-- SUPPLIED MATERIAL follows --
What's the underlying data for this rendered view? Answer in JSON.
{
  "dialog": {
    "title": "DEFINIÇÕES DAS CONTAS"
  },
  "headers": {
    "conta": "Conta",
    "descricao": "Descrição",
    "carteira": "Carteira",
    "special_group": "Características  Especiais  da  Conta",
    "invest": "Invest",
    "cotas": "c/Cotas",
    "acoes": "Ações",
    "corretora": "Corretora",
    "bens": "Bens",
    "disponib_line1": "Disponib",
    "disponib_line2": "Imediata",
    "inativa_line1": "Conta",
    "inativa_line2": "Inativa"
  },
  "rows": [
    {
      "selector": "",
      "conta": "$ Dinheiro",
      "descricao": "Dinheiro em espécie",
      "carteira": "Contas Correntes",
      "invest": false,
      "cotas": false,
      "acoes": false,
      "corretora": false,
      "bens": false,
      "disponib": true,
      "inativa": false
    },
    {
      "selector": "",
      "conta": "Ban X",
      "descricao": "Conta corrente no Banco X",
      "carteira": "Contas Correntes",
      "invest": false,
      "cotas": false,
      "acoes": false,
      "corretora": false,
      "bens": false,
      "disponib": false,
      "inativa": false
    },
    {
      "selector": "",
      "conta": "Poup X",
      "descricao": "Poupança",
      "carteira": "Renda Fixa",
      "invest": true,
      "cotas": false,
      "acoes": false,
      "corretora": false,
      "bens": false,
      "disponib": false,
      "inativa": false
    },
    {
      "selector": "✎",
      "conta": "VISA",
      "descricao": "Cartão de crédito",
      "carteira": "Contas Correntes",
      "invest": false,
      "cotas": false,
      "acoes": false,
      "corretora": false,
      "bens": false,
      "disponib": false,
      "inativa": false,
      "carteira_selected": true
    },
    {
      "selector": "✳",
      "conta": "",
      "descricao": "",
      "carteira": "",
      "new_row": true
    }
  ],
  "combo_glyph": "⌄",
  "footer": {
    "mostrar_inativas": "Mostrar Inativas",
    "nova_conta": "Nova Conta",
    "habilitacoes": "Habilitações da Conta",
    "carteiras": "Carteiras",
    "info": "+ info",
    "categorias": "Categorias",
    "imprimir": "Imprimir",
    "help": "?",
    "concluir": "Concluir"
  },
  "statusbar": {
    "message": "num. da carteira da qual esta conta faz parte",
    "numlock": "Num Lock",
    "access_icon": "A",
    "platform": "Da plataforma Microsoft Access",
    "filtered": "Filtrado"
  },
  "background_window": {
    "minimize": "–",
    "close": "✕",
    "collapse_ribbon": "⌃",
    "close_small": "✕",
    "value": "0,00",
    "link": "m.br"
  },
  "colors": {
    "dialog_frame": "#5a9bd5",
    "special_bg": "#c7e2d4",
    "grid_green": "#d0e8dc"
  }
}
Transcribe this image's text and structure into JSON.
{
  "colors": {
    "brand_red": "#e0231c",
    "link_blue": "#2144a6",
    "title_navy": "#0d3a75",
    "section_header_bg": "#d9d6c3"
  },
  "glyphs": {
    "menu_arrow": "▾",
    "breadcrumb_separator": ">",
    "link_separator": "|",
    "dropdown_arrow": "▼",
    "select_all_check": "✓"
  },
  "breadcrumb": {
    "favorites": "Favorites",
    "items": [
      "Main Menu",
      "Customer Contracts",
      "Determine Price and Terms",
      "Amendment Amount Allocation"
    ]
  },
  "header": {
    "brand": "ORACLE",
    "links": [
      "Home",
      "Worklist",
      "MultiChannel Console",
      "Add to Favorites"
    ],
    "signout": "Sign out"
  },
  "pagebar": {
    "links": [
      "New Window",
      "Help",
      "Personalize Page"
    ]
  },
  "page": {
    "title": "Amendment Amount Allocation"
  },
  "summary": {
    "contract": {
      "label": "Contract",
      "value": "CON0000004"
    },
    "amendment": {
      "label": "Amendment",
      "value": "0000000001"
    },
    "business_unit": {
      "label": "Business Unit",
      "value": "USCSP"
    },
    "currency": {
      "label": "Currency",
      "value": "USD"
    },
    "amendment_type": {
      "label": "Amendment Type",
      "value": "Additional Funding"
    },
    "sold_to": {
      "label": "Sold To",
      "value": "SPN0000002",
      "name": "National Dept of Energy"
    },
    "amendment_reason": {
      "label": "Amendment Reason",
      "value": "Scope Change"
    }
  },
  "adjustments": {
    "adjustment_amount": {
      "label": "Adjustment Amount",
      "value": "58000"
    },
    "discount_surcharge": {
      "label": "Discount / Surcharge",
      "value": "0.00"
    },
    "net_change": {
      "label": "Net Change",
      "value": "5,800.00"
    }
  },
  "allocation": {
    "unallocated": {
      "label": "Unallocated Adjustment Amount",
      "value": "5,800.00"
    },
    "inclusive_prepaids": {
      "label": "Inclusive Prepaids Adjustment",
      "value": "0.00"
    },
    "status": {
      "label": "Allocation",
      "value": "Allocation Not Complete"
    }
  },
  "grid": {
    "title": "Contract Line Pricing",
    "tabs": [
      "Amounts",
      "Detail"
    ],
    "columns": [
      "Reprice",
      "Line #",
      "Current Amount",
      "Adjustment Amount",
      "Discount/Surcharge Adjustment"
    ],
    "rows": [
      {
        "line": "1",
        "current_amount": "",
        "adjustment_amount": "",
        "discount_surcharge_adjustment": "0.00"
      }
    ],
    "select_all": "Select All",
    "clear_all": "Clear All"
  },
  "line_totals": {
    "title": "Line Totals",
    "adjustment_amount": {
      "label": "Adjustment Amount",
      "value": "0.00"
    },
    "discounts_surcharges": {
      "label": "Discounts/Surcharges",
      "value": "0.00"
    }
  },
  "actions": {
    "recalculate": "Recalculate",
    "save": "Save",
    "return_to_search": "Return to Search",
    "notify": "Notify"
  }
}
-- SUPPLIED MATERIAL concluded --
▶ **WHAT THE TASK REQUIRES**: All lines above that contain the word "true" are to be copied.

▶ **ANSWER AREA**:
      "disponib": true,
      "invest": true,
      "carteira_selected": true
      "new_row": true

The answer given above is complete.